» EXERCISE MATERIAL:
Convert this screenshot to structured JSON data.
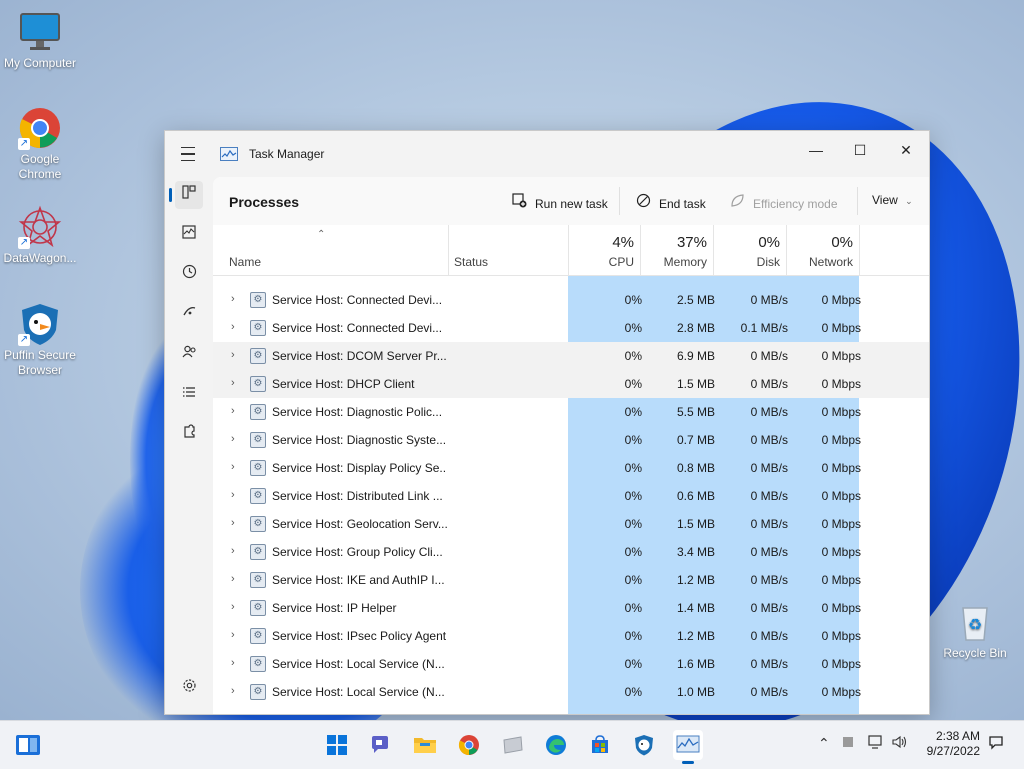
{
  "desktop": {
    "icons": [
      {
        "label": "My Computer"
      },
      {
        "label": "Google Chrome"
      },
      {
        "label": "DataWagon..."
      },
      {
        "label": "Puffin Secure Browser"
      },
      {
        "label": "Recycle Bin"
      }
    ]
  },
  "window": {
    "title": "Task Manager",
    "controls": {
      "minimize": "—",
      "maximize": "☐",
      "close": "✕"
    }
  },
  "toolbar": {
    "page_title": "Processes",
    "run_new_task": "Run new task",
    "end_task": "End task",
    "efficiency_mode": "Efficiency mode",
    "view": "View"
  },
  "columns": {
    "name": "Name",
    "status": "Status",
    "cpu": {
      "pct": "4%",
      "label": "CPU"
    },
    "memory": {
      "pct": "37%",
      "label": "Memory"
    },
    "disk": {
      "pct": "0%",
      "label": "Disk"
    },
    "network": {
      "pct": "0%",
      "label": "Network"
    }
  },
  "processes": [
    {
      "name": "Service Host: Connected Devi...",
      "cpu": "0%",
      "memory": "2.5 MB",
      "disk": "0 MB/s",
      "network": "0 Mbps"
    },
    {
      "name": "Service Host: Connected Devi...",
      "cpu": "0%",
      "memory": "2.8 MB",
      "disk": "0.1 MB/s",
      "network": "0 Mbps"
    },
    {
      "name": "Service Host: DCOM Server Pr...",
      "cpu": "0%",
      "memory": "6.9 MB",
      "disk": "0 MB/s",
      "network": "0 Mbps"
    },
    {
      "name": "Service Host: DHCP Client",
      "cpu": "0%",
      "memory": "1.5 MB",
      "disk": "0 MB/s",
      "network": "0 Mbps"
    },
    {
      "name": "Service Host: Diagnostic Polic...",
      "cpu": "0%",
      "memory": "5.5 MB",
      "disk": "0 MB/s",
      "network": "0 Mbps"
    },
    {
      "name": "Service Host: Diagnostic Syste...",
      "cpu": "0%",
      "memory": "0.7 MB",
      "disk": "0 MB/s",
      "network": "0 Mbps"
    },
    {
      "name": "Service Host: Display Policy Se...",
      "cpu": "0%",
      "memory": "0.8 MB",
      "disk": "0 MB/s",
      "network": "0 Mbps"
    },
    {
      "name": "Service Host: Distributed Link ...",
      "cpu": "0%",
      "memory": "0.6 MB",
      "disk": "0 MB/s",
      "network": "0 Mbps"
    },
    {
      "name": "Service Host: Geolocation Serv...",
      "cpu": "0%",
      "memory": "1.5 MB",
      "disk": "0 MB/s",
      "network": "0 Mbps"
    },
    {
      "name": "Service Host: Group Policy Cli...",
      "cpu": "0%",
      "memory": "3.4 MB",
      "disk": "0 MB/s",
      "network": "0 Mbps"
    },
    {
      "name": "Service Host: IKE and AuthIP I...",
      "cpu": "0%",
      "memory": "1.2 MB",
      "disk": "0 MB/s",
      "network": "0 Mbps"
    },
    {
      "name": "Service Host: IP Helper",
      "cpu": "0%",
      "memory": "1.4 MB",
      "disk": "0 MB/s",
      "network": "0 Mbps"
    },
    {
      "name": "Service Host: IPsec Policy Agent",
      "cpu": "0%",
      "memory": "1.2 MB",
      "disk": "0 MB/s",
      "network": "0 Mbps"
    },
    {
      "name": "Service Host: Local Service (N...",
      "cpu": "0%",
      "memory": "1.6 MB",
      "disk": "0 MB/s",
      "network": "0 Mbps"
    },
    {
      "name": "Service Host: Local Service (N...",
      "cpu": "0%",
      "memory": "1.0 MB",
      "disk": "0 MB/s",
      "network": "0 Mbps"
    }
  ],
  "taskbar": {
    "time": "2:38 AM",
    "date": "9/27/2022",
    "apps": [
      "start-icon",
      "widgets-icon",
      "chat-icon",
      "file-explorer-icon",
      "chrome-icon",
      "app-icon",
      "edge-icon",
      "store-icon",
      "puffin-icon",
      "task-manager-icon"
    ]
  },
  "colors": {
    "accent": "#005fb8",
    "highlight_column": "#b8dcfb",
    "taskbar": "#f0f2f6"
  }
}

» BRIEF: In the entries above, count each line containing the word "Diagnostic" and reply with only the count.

» TASK OUTPUT: 2